“My father’s studio became a place where traveling opera singers or ballet dancers or violinists would go to party all night,” Kevin says. Composer and conductor Walter Hendl was a regular and often brought fascinating people with him on trips to Dallas. Valley House lacked a good piano, so Hendl took Donald to buy one, personally trying all the pianos before selecting a Steinway & Sons baby grand.
The house’s big, open living and dining areas have always been ideal for entertaining. “With the volumes of space and the way the windows intersect with the walls and cast shadows, it’s like living in a sculpture,” Cheryl says. The interiors have come together slowly — sometimes painfully — over two decades, and Cheryl has sought periodic advice from interior designers. Once, after renovating Kevin’s office, the Vogels asked Paul Draper, a designer who has collaborated with such icons as Frank Welch and Max Levy, to walk through the space; he noted with surprise that the new windows they’d installed did not go all the way to the floor to take advantage of the extraordinary view.
“He was right, of course, so we ripped them out and started over,” Cheryl recalls. Her sister, Debbie Keffer, an interior designer formerly based in Houston, occasionally flies in from London to help. They looked for years to find the right seating to anchor the fireplace: a pair of curvy 1980s sofas inspired by Vladimir Kagan, which they re-covered in deep blue velvet to play off the blues in many of the room’s paintings.

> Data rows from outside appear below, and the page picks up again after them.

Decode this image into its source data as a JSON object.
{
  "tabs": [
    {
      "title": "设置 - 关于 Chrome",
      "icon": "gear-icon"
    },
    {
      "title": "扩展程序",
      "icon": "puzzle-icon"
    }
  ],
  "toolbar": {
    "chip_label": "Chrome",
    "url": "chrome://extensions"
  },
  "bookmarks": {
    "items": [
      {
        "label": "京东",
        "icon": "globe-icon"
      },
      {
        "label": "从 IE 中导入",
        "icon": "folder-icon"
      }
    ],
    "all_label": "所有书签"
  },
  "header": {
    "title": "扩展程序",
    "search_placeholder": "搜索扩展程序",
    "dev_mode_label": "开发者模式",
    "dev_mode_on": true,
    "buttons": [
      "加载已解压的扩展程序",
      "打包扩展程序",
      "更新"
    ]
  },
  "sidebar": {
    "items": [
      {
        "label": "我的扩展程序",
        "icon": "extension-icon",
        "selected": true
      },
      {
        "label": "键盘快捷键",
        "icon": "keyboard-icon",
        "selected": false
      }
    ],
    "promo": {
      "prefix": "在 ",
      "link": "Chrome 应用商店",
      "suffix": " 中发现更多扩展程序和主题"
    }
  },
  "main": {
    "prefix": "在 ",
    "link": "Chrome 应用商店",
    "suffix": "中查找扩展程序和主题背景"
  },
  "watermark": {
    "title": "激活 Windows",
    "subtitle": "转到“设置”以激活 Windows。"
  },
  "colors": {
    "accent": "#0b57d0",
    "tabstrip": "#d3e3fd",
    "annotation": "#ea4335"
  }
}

A Collected Collective for All
Cheryl’s preference for sculptural shapes is seen everywhere, whether it’s an antique Biedermeier chair, a 17th-century chest, or a hammered bronze floor lamp. Some years ago, after buying four shapely 1960s bentwood chairs designed by Bill Stevens for the Yale School of Architecture, she convinced Kevin to drive a U-Haul to Kansas City to retrieve them, then on to Houston to re-cover them in leather. A pair now resides in his study. Their personal collection of art is varied and often veers to the sculptural — even a large painting in the living room by Barnaby Fitzgerald depicts fragments of classical stone sculptures, a ruined landscape of stone heads, hands, and feet. They’re drawn to naturalistic works by regional artists: A carved pelican by Austin artist David Everett was the couple’s 10th-anniversary gift to each other, and they own a piece by Sherry Owens, who creates sculptures from crape myrtle branches. Kana Harada’s foam-board cutout sculpture resembles delicate fern fronds and leafy branches.
For the Vogels, collecting is not only a passion but a way to support and encourage artists. “If we had children, we’d be spending our extra money on their education, but we don’t, so we spend it on art,” Cheryl says. Without children to inherit, the long-term future of Valley House and its garden is in question. It weighs heavily on Kevin, who is searching for avenues to preserve his family’s heritage.
As Cheryl talks, a woman who has been wandering the garden makes her way to the house and peers in the living room window. Visitors to the gallery are encouraged to look at the gardens, so strangers on the back patio are a regular occurrence. Their private garden sometimes feels like a public park, and the Vogels have come to terms with this reality. Families bring their kids on Easter to take pictures, and business people bring sack lunches on breaks. During the early days of COVID, the Vogels hosted a picnic and concert by the Orchestra of New Spain, and most recently, art students held a class in the garden.
“It reinforces the concept that this property is a much bigger idea than just where we live,” Cheryl says. “We have this beautiful place, so why not share all of it?”